Magazine: 2020 is a digital turning point

By: Kátai Ildikó Date: 2020. 08. 18. 07:45
MadarNorbert_GKIdigital

Norbert Madar
senior consultant on e-commerce
GKI Digital

In March – before the start of the coronavirus pandemic – GKI Digital published the sales results of Hungarian online retail in 2019: total online retail sales neared net HUF 500 billion, which was 16 percent more than in 2018. In 2019 Hungarian internet users placed 43.3 million domestic online orders, with a gross basket value of HUF 14,434. From international online shops they ordered 17 million times, with an average basket value of HUF 8,800. The average online shopper is 44.8 years old. Half of Hungarian online sales are realised by shoppers living in Budapest and Pest County. The most popular form of payment is cash and home delivery is the most frequent way of getting the goods: its share was more than 50 percent with online orders.

Competition was strong between nationwide retail chains and online pure players last year. According to GKI Digital, FMCG’s share from online retail sales was about 10 percent at HUF 48.5 billion. This sum was 19.3 percent bigger than in 2018. In 2019 525,000 people purchased groceries online minimum once –16 percent of all online shoppers. Because of the pandemic 50,000 new shoppers appeared in the Hungarian online retail market in the spring of 2020. Thanks to this the number of active online shopping adults reached 3.35 million. Norbert Madar, e-commerce lead consultant of GKI Digital told: online volume sales may grow by up to 25 percent in 2020 and the FMCG sector can play a key role in this.

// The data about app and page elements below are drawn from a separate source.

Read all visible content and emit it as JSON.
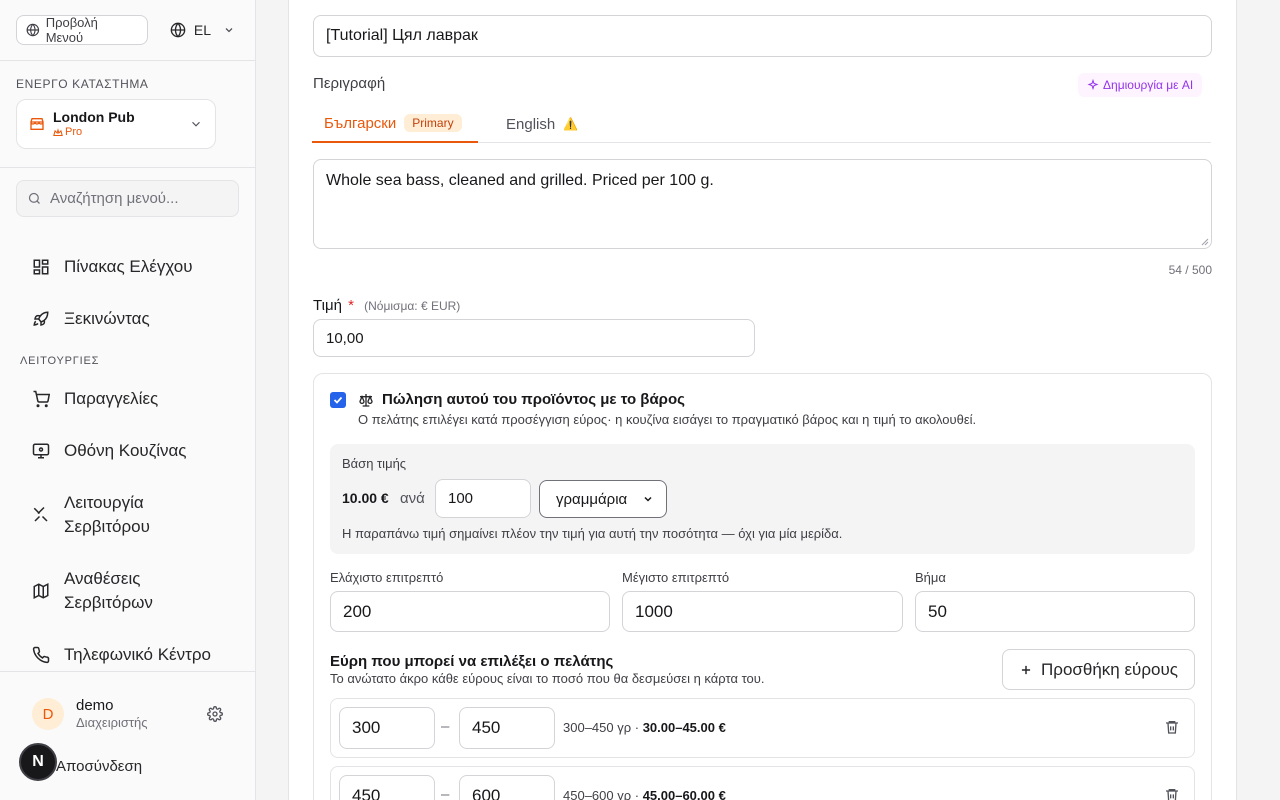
{
  "sidebar": {
    "view_menu": "Προβολή Μενού",
    "lang": "EL",
    "active_store_caption": "ΕΝΕΡΓΟ ΚΑΤΑΣΤΗΜΑ",
    "store_name": "London Pub",
    "store_tier": "Pro",
    "search_placeholder": "Αναζήτηση μενού...",
    "nav_top": [
      {
        "label": "Πίνακας Ελέγχου",
        "icon": "dashboard-icon"
      },
      {
        "label": "Ξεκινώντας",
        "icon": "rocket-icon"
      }
    ],
    "section_label": "ΛΕΙΤΟΥΡΓΙΕΣ",
    "nav_ops": [
      {
        "label": "Παραγγελίες",
        "icon": "cart-icon"
      },
      {
        "label": "Οθόνη Κουζίνας",
        "icon": "monitor-icon"
      },
      {
        "label": "Λειτουργία Σερβιτόρου",
        "icon": "utensils-icon"
      },
      {
        "label": "Αναθέσεις Σερβιτόρων",
        "icon": "map-icon"
      },
      {
        "label": "Τηλεφωνικό Κέντρο",
        "icon": "phone-icon"
      }
    ],
    "user": {
      "initial": "D",
      "name": "demo",
      "role": "Διαχειριστής"
    },
    "logout": "Αποσύνδεση",
    "n_badge": "N"
  },
  "form": {
    "name_value": "[Tutorial] Цял лаврак",
    "description_label": "Περιγραφή",
    "ai_button": "Δημιουργία με AI",
    "tabs": [
      {
        "label": "Български",
        "badge": "Primary"
      },
      {
        "label": "English",
        "badge": "⚠️"
      }
    ],
    "description_value": "Whole sea bass, cleaned and grilled. Priced per 100 g.",
    "char_counter": "54 / 500",
    "price_label": "Τιμή",
    "price_required": "*",
    "price_currency_note": "(Νόμισμα: € EUR)",
    "price_value": "10,00"
  },
  "weight": {
    "checked": true,
    "title": "Πώληση αυτού του προϊόντος με το βάρος",
    "description": "Ο πελάτης επιλέγει κατά προσέγγιση εύρος· η κουζίνα εισάγει το πραγματικό βάρος και η τιμή το ακολουθεί.",
    "price_basis_caption": "Βάση τιμής",
    "price_basis_price": "10.00 €",
    "price_basis_per": "ανά",
    "price_basis_qty": "100",
    "price_basis_unit": "γραμμάρια",
    "price_basis_note": "Η παραπάνω τιμή σημαίνει πλέον την τιμή για αυτή την ποσότητα — όχι για μία μερίδα.",
    "min_label": "Ελάχιστο επιτρεπτό",
    "min_value": "200",
    "max_label": "Μέγιστο επιτρεπτό",
    "max_value": "1000",
    "step_label": "Βήμα",
    "step_value": "50",
    "ranges_title": "Εύρη που μπορεί να επιλέξει ο πελάτης",
    "ranges_desc": "Το ανώτατο άκρο κάθε εύρους είναι το ποσό που θα δεσμεύσει η κάρτα του.",
    "add_range": "Προσθήκη εύρους",
    "ranges": [
      {
        "from": "300",
        "to": "450",
        "summary": "300–450 γρ ·",
        "price": "30.00–45.00 €"
      },
      {
        "from": "450",
        "to": "600",
        "summary": "450–600 γρ ·",
        "price": "45.00–60.00 €"
      }
    ]
  }
}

Due to the coronavirus pandemic, e-commerce companies have been experiencing Christmas period-like sales since the second half of March. In the first three months online shops fulfilled 9.9 million domestic orders in the value of net HUF 117.8 billion. The number of orders was up 15.9 percent and value sales rose by 21.4 percent in comparison with the first three months of 2019. Mr Madar opines that in this period e-commerce has great responsibility in keeping new online buyers, who don’t have the necessary routine yet and might be disappointed with certain purchases. For many years the 10 biggest e-commerce brands have been generating 30-35 percent of online retail sales. The key to staying competitive for online retailers is speed, transparent communication, flexible logistics, tailor-made customer experience and a growing product selection; because of the latter personalisation is also needed in serving customers effectively.


Digitális fordulópont a 2020-as év

“Omnichannel” commercial concepts prevail and this trend is expected to become more and more dominant

Consumer electronics was the biggest segment in online retail last year too, with net sales of HUF 116 billion. However, since these are durable products, sales expansion isn’t characteristic as the buying intensity is low. It is online FMCG sales where there is a growth opportunity for retailers. Because of the COVID-19 pandemic shoppers ‘rushed’ to online grocery stores and retailers had difficulties with satisfying the increased demand at the beginning. The active online buyer base of FMCG products approached 600,000 by the spring of 2020. Tesco, Auchan, GRoby and Príma had a bit of advantage at first, but last year’s two new entries SPAR and Kifli.hu started growing soon, too.

Probably the biggest innovation in this field was the launch of food box delivery by Tesco and Auchan. This is the first attempt by a food delivery business at switching from their own-fleet, closed-system delivery to a bigger-reach supplying of long shelf life groceries. While the online FMCG services of retailers that also operate a chain of physical stores are ‘picking’-based, Kifli.hu and GRoby compile the orders in special warehouses. In the picking model the fulfilment of orders depends very much on which products are available on store shelves on the given day; if something isn’t there, a replacement product is chosen, and during the quarantine shoppers have been more tolerant about these than before.

Mr Madar said: even though online retail sales have been growing three times faster than offline sales, it is the ‘omnichannel’ retail concept that prevails, and this trend is likely to continue in the future. He thinks that in the future there will be no separate online and offline retail, the different channels will merge into a single retail environment. As for the customer side, shoppers are now used to the online customer experience and they expect the same comfort and speed in shops too. In the long run the winner characteristics will be flexibility, rapid reaction and a proactive approach. //

Related news